Thinking about relaxing her becomes increasingly difficult, even with the use of medication. Raise your hand who, when looking at the body, palpating it, has not found painful, more sensitive areas and a kind of nodule in the musculature? Surely many. Know what ? These are the so-called trigger points or ‘trigger points’, painful points as a result of physical or emotional stress, muscle fatigue, nutritional factors (vitamin deficiency) and even worn out shoes.
These hypersensitivity areas within the muscles can be active or inactive. If active, they cause severe pain and limitation of movement, as they make it difficult for the muscle to stretch and contract, and may also cause pain in another region of the body. If inactive, they can be discovered only through touch, the so-called localized pain.
Valria highlights that, to deal with her trigger points, she has Pilates as an alternative. “It helps me in strengthening the muscles and stretching in general. Since I practice, I feel sporadic pain when I need to stay in the same position for a long time. I don’t use any medication. I’ve done physical therapy and global postural reeducation (RPG).
She says she has been doing Pilates – her great ally – since 2000, on the recommendation of her orthopedist. “At the time, it was not so well known here in Belo Horizonte. When I have problems in specific points, in the lumbar or cervical region, I do specific exercises to reduce the discomfort.

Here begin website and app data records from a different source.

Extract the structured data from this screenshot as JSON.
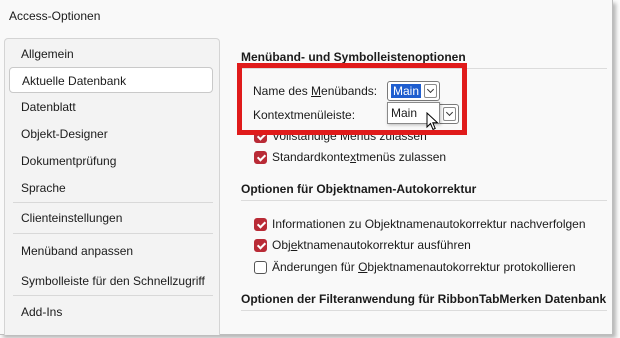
{
  "window": {
    "title": "Access-Optionen"
  },
  "sidebar": {
    "items": [
      {
        "label": "Allgemein"
      },
      {
        "label": "Aktuelle Datenbank"
      },
      {
        "label": "Datenblatt"
      },
      {
        "label": "Objekt-Designer"
      },
      {
        "label": "Dokumentprüfung"
      },
      {
        "label": "Sprache"
      },
      {
        "label": "Clienteinstellungen"
      },
      {
        "label": "Menüband anpassen"
      },
      {
        "label": "Symbolleiste für den Schnellzugriff"
      },
      {
        "label": "Add-Ins"
      }
    ],
    "selected": "Aktuelle Datenbank"
  },
  "ribbon_section": {
    "heading": "Menüband- und Symbolleistenoptionen",
    "ribbon_name_label_pre": "Name des ",
    "ribbon_name_label_u": "M",
    "ribbon_name_label_post": "enübands:",
    "ribbon_name_value": "Main",
    "context_menu_label": "Kontextmenüleiste:",
    "dropdown_option": "Main",
    "full_menus_label": "Vollständige Menüs zulassen",
    "full_menus_checked": true,
    "default_context_label_pre": "Standardkonte",
    "default_context_label_u": "x",
    "default_context_label_post": "tmenüs zulassen",
    "default_context_checked": true
  },
  "autocorrect_section": {
    "heading": "Optionen für Objektnamen-Autokorrektur",
    "track_label": "Informationen zu Objektnamenautokorrektur nachverfolgen",
    "track_checked": true,
    "perform_label_pre": "Obj",
    "perform_label_u": "e",
    "perform_label_post": "ktnamenautokorrektur ausführen",
    "perform_checked": true,
    "log_label_pre": "Änderungen für ",
    "log_label_u": "O",
    "log_label_post": "bjektnamenautokorrektur protokollieren",
    "log_checked": false
  },
  "filter_section": {
    "heading": "Optionen der Filteranwendung für RibbonTabMerken Datenbank"
  },
  "colors": {
    "accent_checkbox": "#b92b36",
    "highlight_box": "#e01b1b",
    "selection": "#1f5ecf"
  },
  "icons": [
    "checkmark-icon",
    "chevron-down-icon",
    "mouse-pointer-icon"
  ]
}
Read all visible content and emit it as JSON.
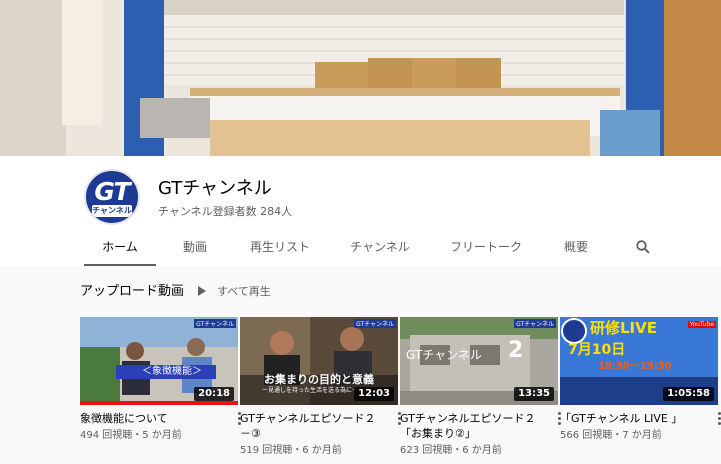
{
  "channel": {
    "name": "GTチャンネル",
    "subscribers": "チャンネル登録者数 284人",
    "avatar_text": "GT",
    "avatar_subtext": "チャンネル"
  },
  "tabs": [
    {
      "label": "ホーム",
      "active": true
    },
    {
      "label": "動画"
    },
    {
      "label": "再生リスト"
    },
    {
      "label": "チャンネル"
    },
    {
      "label": "フリートーク"
    },
    {
      "label": "概要"
    }
  ],
  "tab_search_icon": "search-icon",
  "shelf": {
    "title": "アップロード動画",
    "play_all": "すべて再生",
    "play_icon": "play-icon"
  },
  "videos": [
    {
      "title": "象徴機能について",
      "meta": "494 回視聴・5 か月前",
      "duration": "20:18",
      "thumb_caption": "＜象徴機能＞",
      "thumb_badge": "GTチャンネル"
    },
    {
      "title": "GTチャンネルエピソード２－③",
      "meta": "519 回視聴・6 か月前",
      "duration": "12:03",
      "thumb_caption": "お集まりの目的と意義",
      "thumb_subcaption": "ー見通しを持った生活を送る為にー",
      "thumb_badge": "GTチャンネル"
    },
    {
      "title": "GTチャンネルエピソード２「お集まり②」",
      "meta": "623 回視聴・6 か月前",
      "duration": "13:35",
      "thumb_caption": "GTチャンネル",
      "thumb_number": "2",
      "thumb_badge": "GTチャンネル"
    },
    {
      "title": "「GTチャンネル LIVE 」",
      "meta": "566 回視聴・7 か月前",
      "duration": "1:05:58",
      "thumb_caption": "研修LIVE",
      "thumb_date": "7月10日",
      "thumb_time": "18:30〜19:30",
      "thumb_badge": "YouTube"
    }
  ],
  "colors": {
    "accent": "#1f3a93",
    "text": "#030303",
    "secondary": "#606060"
  }
}
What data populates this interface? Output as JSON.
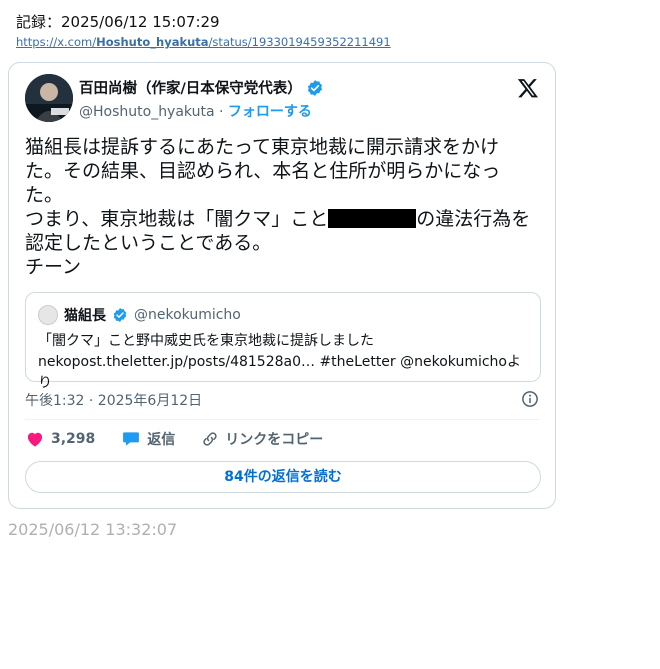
{
  "record": {
    "text": "記録：2025/06/12 15:07:29"
  },
  "source_link": {
    "prefix": "https://x.com/",
    "bold": "Hoshuto_hyakuta",
    "suffix": "/status/1933019459352211491"
  },
  "tweet": {
    "author_name": "百田尚樹（作家/日本保守党代表）",
    "handle": "@Hoshuto_hyakuta",
    "separator": " · ",
    "follow_label": "フォローする",
    "text_part1": "猫組長は提訴するにあたって東京地裁に開示請求をかけた。その結果、目認められ、本名と住所が明らかになった。\nつまり、東京地裁は「闇クマ」こと",
    "text_part2": "の違法行為を認定したということである。\nチーン",
    "timestamp": "午後1:32 · 2025年6月12日",
    "likes": "3,298",
    "reply_label": "返信",
    "copy_link_label": "リンクをコピー",
    "read_replies_label": "84件の返信を読む",
    "quote": {
      "name": "猫組長",
      "handle": "@nekokumicho",
      "line1": "「闇クマ」こと野中威史氏を東京地裁に提訴しました",
      "line2": "nekopost.theletter.jp/posts/481528a0… #theLetter @nekokumichoより"
    }
  },
  "capture_time": "2025/06/12 13:32:07",
  "colors": {
    "verified": "#1d9bf0",
    "like": "#f91880",
    "reply": "#1d9bf0",
    "link_text": "#3b6fa8"
  },
  "icons": {
    "verified": "verified-badge-icon",
    "logo": "x-logo-icon",
    "like": "heart-icon",
    "reply": "speech-bubble-icon",
    "link": "link-icon",
    "info": "info-icon"
  }
}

I also walk daily, on average from 10 to 15 kilometers. my physical conditioning.”
RANGE Stress, repetitive activities, overwork and addictive positions are the main causes of trigger points. Physiotherapist Flvia Mendes, owner of the Pilates and Physiotherapy Studio Flvia Mendes, emphasizes that the modality is the greatest ally of well-being, since the body responds in a very positive way. “Trigger points can be latent and cause stiffness and decreased range of motion. In Pilates, we managed to reverse this situation, rehabilitating the muscle with manual therapies, recovering the range of motion and strengthening it through specific stretching exercises, body awareness, balance and breathing control.”
The physical therapist points out that trigger points, tension nodules and ‘trigger points’ are synonymous, which means that the muscle fibers of a given muscle were compressed and tense. And how do they appear? “Inappropriate posture, whether when using the computer or watching TV; the sleeping position, a pillow that is too high or a mattress that is too soft; repetitive movements, falls, crashes, accidents (muscle trauma), stress, physical training without professional supervision and excessive strain of some musculature.”
The treatment of trigger points involves quality movements obtained through Pilates and also the hypopressive technique. “These two methods have a specificity that, in addition to respiratory work, they work on axial stretching (deep muscle stimulation).
The physical therapist highlights the role of Pilates in the treatment of muscle and chronic pain. “In this case, the ideal is to do pilates at least three times a week. The result is satisfactory already in the first months of practice. Pilates, therefore, is the ideal physical activity to keep the spine aligned, correct posture and avoid pain, creating the best physical harmony, with pleasure and well-being.”